Friday, 7 December 2012

McGregor sets an appointment with Dusi after a great victory at the 50 Miler

Water level was perfect this year. Photo Darren Goddard (Cycho Media)
After seven years Hank McGregor was coming back to race the 50 Miler, which takes place over stages 2 and 3 of the Dusi Unlimited, the big race of the South African summer. McGregor, who lives and trains in Durban, place of arrival of both races, has always found more difficult to win at home than anywhere else in the world. The long portages are often a handicap difficult to compensate in the river. But maybe the fact that the water level was perfect this last weekend and that the organizers decided to open for paddling some sections that are of compulsory portage in the Dusi, have been factors that have played a chance for McGregor this time.

On Saturday, McGregor wanted from the very start to make clear that he was going for victory, setting a very strong pace that only could be followed by Len Jenkins, Andrew Birkett and the young Don Wewege, but it didn't take very long before Jenkins and McGregor, that in absence of Grant van der Walt were then the clear favorites, decided it was time to push a little more to let Wewege and Birkett fall back.

However, passing through Yellow Rock, Jenkins hit a couple of rocks that made him lose the good line, allowing McGregor to come out of the rapid with a 15 second lead and he pushed very hard to go for victory in the first stage with a two and a half minutes difference.

Behind, Birkett and Wewege were paying for those first kilometres in the front bunch and were overcome by Stott and Schoeman. They were playing a great comeback and arrived to the finish line just 30 seconds after Jenkins.. 

Meanwhile, the women's race was a duel between the U23 world silver medalist Robyn Kime and Abby Adie, who collaborated ahead once they saw how Jen Theron and Hilary Pitchford were not able to follow the pace and were condemmed to fight for the third place. Both Kime and Adie decided not to take risks and let the battle for victory for the second stage, focusing on the first stage to get the biggest possible gap with their rivals.
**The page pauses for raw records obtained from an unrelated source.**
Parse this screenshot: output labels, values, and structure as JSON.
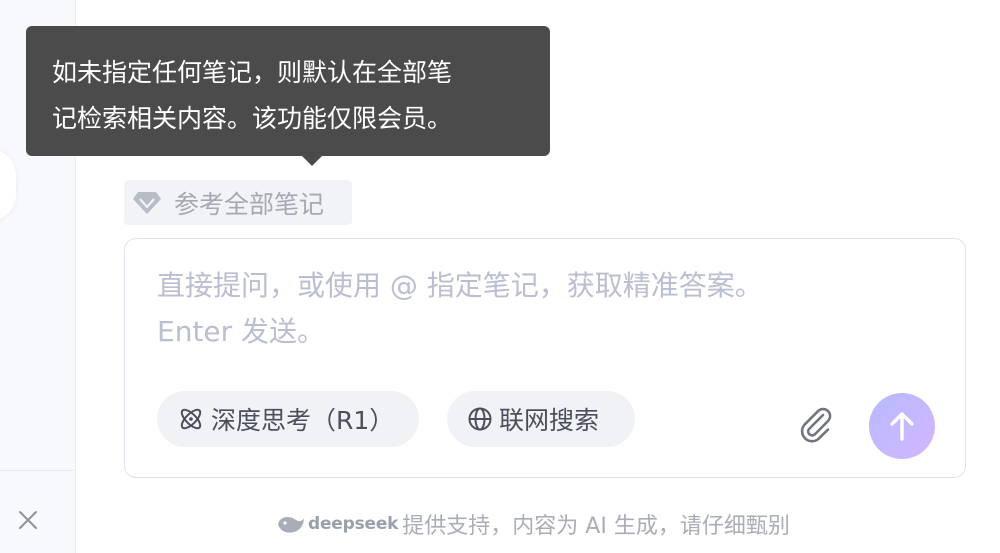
{
  "tooltip": {
    "line1": "如未指定任何笔记，则默认在全部笔",
    "line2": "记检索相关内容。该功能仅限会员。"
  },
  "reference_chip": {
    "icon": "diamond-icon",
    "label": "参考全部笔记"
  },
  "input": {
    "placeholder_line1": "直接提问，或使用 @ 指定笔记，获取精准答案。",
    "placeholder_line2": "Enter 发送。"
  },
  "toolbar": {
    "deep_think_label": "深度思考（R1）",
    "web_search_label": "联网搜索",
    "attach_icon": "paperclip-icon",
    "send_icon": "arrow-up-icon"
  },
  "footer": {
    "brand": "deepseek",
    "text": "提供支持，内容为 AI 生成，请仔细甄别"
  },
  "colors": {
    "tooltip_bg": "#4b4b4b",
    "send_gradient_start": "#b7baff",
    "send_gradient_end": "#d3b6ff"
  }
}
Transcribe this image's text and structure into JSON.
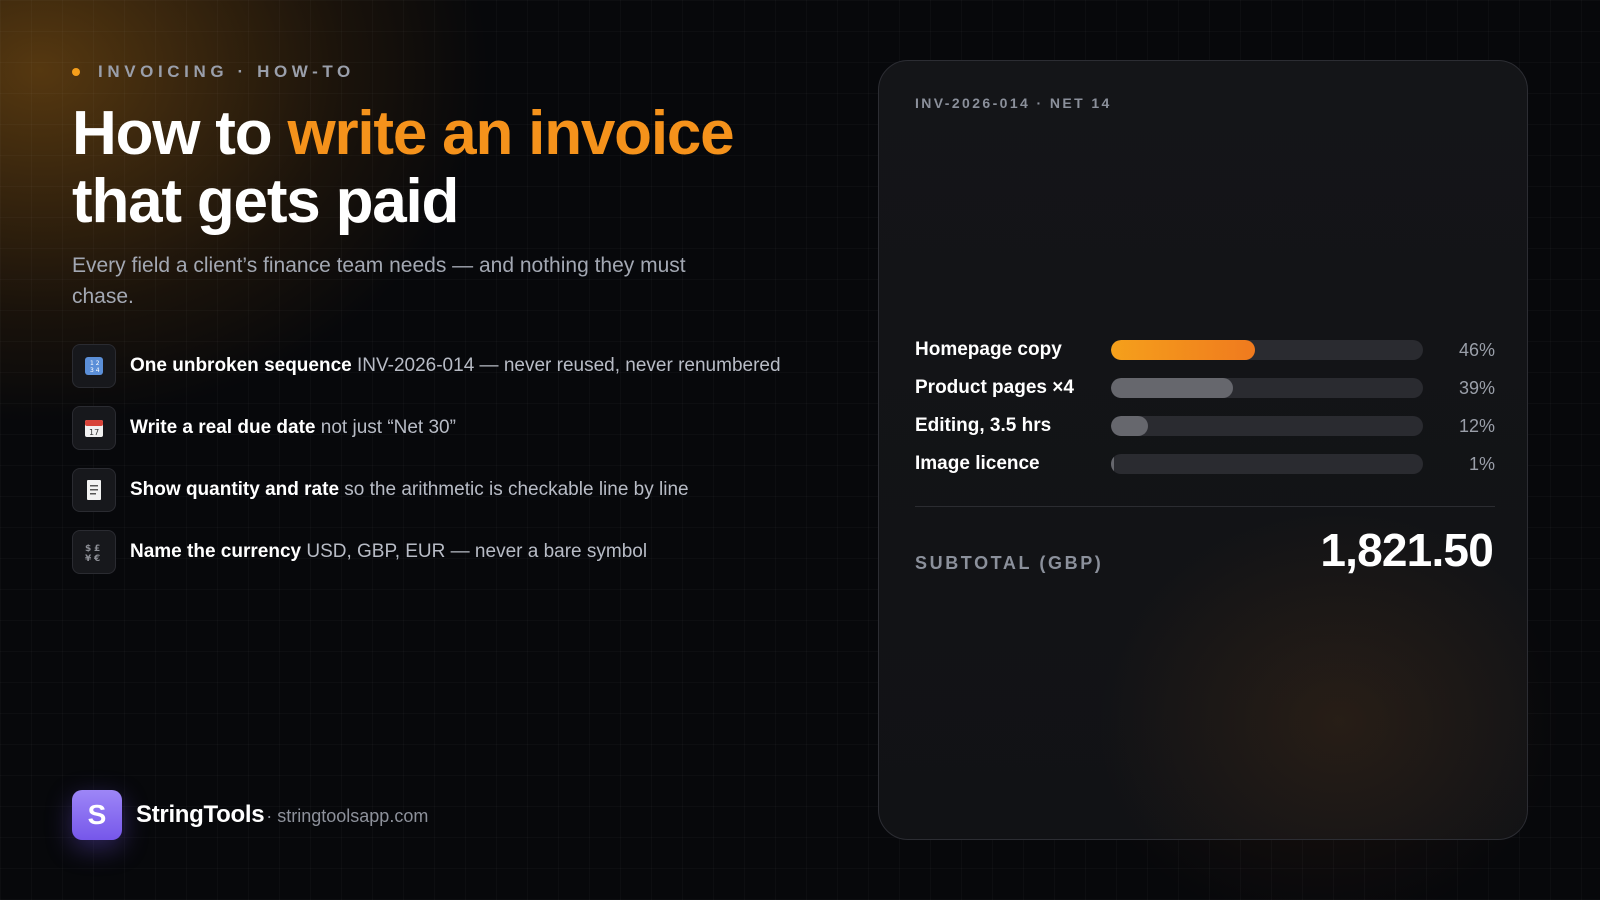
{
  "eyebrow": "INVOICING · HOW-TO",
  "title": {
    "line1_plain": "How to ",
    "line1_accent": "write an invoice",
    "line2": "that gets paid"
  },
  "subtitle": "Every field a client’s finance team needs — and nothing they must chase.",
  "items": [
    {
      "icon": "numbers-icon",
      "bold": "One unbroken sequence",
      "rest": " INV-2026-014 — never reused, never renumbered"
    },
    {
      "icon": "calendar-icon",
      "bold": "Write a real due date",
      "rest": " not just “Net 30”"
    },
    {
      "icon": "receipt-icon",
      "bold": "Show quantity and rate",
      "rest": " so the arithmetic is checkable line by line"
    },
    {
      "icon": "currency-exchange-icon",
      "bold": "Name the currency",
      "rest": " USD, GBP, EUR — never a bare symbol"
    }
  ],
  "brand": {
    "logo_letter": "S",
    "name": "StringTools",
    "url": "· stringtoolsapp.com"
  },
  "card": {
    "eyebrow": "INV-2026-014 · NET 14",
    "lines": [
      {
        "label": "Homepage copy",
        "share": 0.46,
        "pct": "46%",
        "highlight": true
      },
      {
        "label": "Product pages ×4",
        "share": 0.39,
        "pct": "39%",
        "highlight": false
      },
      {
        "label": "Editing, 3.5 hrs",
        "share": 0.12,
        "pct": "12%",
        "highlight": false
      },
      {
        "label": "Image licence",
        "share": 0.01,
        "pct": "1%",
        "highlight": false
      }
    ],
    "subtotal_label": "SUBTOTAL (GBP)",
    "subtotal_value": "1,821.50"
  },
  "colors": {
    "accent": "#f5921b",
    "background": "#07080b",
    "card": "#131417",
    "brand": "#8a6ef2",
    "muted_bar": "#66676d"
  }
}
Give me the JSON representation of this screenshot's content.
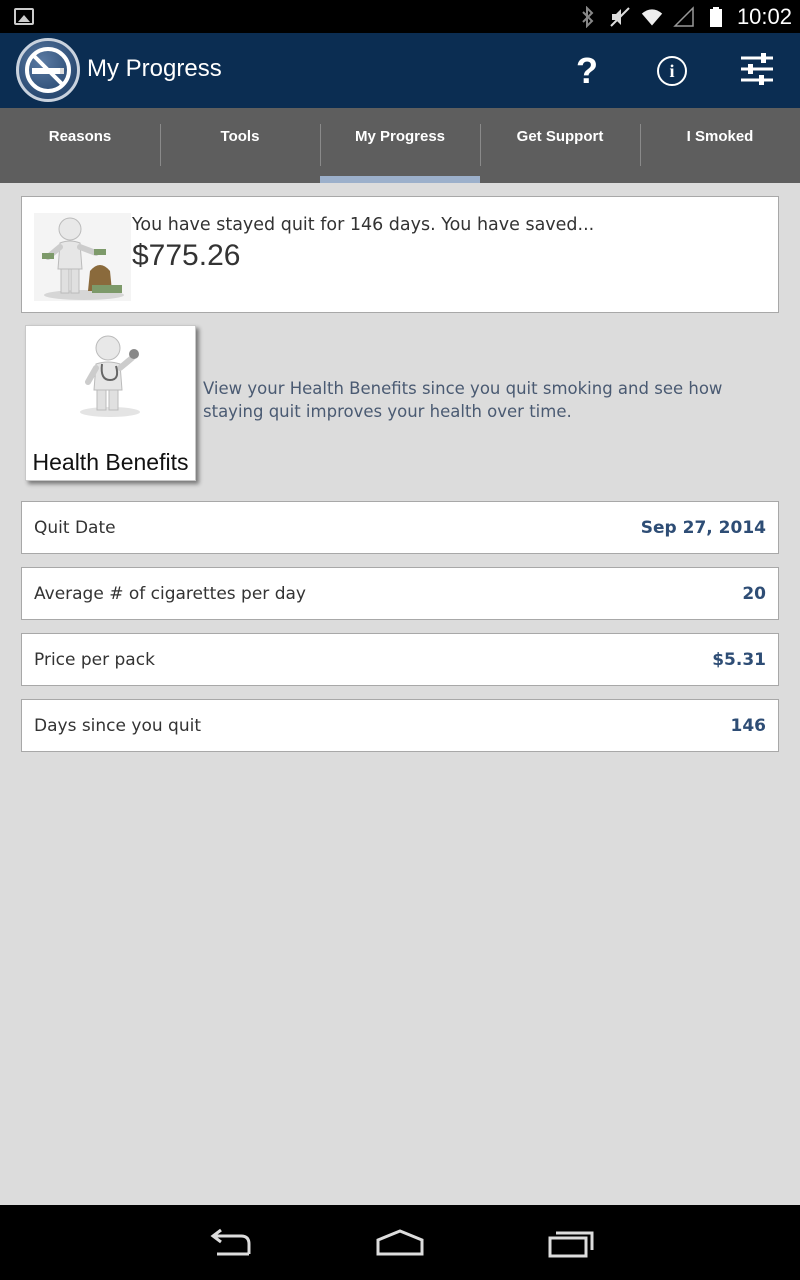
{
  "status_bar": {
    "time": "10:02",
    "icons": [
      "image-icon",
      "bluetooth-icon",
      "mute-icon",
      "wifi-icon",
      "signal-icon",
      "battery-icon"
    ]
  },
  "app_bar": {
    "title": "My Progress",
    "logo": "no-smoking-logo",
    "actions": [
      "help-icon",
      "info-icon",
      "settings-sliders-icon"
    ],
    "help_glyph": "?",
    "info_glyph": "i"
  },
  "tabs": [
    {
      "label": "Reasons",
      "active": false
    },
    {
      "label": "Tools",
      "active": false
    },
    {
      "label": "My Progress",
      "active": true
    },
    {
      "label": "Get Support",
      "active": false
    },
    {
      "label": "I Smoked",
      "active": false
    }
  ],
  "savings": {
    "text": "You have stayed quit for 146 days.  You have saved...",
    "amount": "$775.26",
    "image": "person-with-money-icon"
  },
  "health_benefits": {
    "label": "Health Benefits",
    "image": "person-with-stethoscope-icon",
    "description": "View your Health Benefits since you quit smoking and see how staying quit improves your health over time."
  },
  "stats": [
    {
      "label": "Quit Date",
      "value": "Sep 27, 2014"
    },
    {
      "label": "Average # of cigarettes per day",
      "value": "20"
    },
    {
      "label": "Price per pack",
      "value": "$5.31"
    },
    {
      "label": "Days since you quit",
      "value": "146"
    }
  ],
  "nav_bar": [
    "back-icon",
    "home-icon",
    "recents-icon"
  ],
  "colors": {
    "app_bar": "#0b2d52",
    "tab_bar": "#5e5e5e",
    "tab_indicator": "#9cb0cb",
    "value_text": "#2e4d75",
    "background": "#dcdcdc"
  }
}
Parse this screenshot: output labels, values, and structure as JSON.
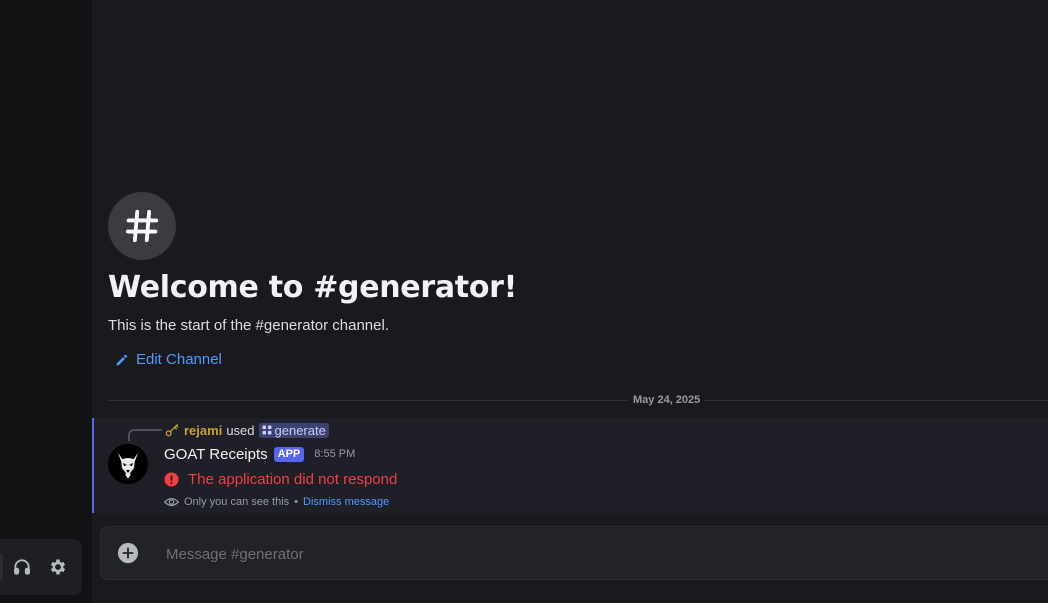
{
  "app": {
    "channel_name": "generator",
    "accent": "#5865f2",
    "link_color": "#4e9bff",
    "error_color": "#f23f42"
  },
  "user_panel": {
    "buttons": [
      {
        "name": "headphones-icon",
        "action": "deafen"
      },
      {
        "name": "gear-icon",
        "action": "user-settings"
      }
    ]
  },
  "welcome": {
    "icon": "hash-icon",
    "title": "Welcome to #generator!",
    "subtitle": "This is the start of the #generator channel.",
    "edit_label": "Edit Channel",
    "edit_icon": "pencil-icon"
  },
  "divider": {
    "date": "May 24, 2025"
  },
  "message": {
    "reply": {
      "icon": "key-icon",
      "user": "rejami",
      "used": "used",
      "command": "generate",
      "command_icon": "app-command-icon"
    },
    "author": "GOAT Receipts",
    "badge": "APP",
    "time": "8:55 PM",
    "error_text": "The application did not respond",
    "error_icon": "error-circle-icon",
    "ephemeral_text": "Only you can see this",
    "separator": "•",
    "dismiss": "Dismiss message",
    "ephemeral_icon": "eye-icon"
  },
  "composer": {
    "placeholder": "Message #generator",
    "add_icon": "plus-circle-icon"
  }
}
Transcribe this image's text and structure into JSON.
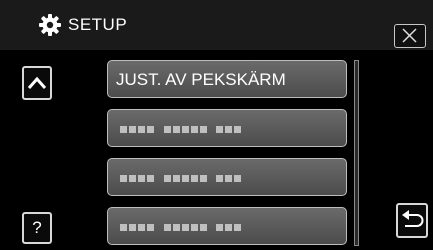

The second stage was presented to McGregor as a pursuit race where he was the hare. Almost two hours and a half alone with about 10 kilometres of flatwater before the finish line at Durban, while behind Jenkins, Stott, Schoeman and Birkett joined into one group in which they were working in relays to try to catch the leader. Also, things did not look good when in the portage of Inanda Dam wall, McGregor realized his lifevest drink bottle was broken and had lost all the liquid, so it had to cope with high humidity and strong headwind that blew across the stage rationing the juice bottle that he could grab during the portage.

McGregor gave no option to rivals in his first 50 miler after seven years. Photo: Darren Goddard (Cycho Media)
However, McGregor showed his world class and not only he wasn't catched, but also set again the best time, which gave him the win by more than three minutes. Behind, collaboration in the chase group was broken when Cameron Schoeman collided spectacularly with a rock at Top Needles rapid, where he almost destroyed the boat. He managed to keep going, but Jenkins and Birkett had already opened a significant gap and eventually reached the finish together to complete the podium, with Jenkins second in the final sprint and Birkett third, first U23. Behind, Schoeman catched Stott and both came to fight for fourth place, that finally went to Schoeman.

Concerning the girls, Kime and Adie started together and made the first kilometres on the flatwater of Inanda Dam within a group with senior men who set a pace too strong for Abby Adie and she fell back to fight alone in the stretch of river where shlost up to a minute and a half. However, at Islands Rapids Adie kept paddling through while Kime portaged, so the race became again interesting for the last 10 kilometers. There it was Robyn Kime who was paddling alone against the very strong wind from the East, while Adie did manage to join a group of five kayaks that were gradually closing the gap with Kime. However, these ten kilometers were as long for Kime as short for Adie. In an exciting final, Kime claimed victory by just twelve seconds. Several minutes later came in third place the Olympian Jen Theron, who beated Hilary Pitchford in the fight to get on the podium.

All results can checked at this link.

No comments:

Post a Comment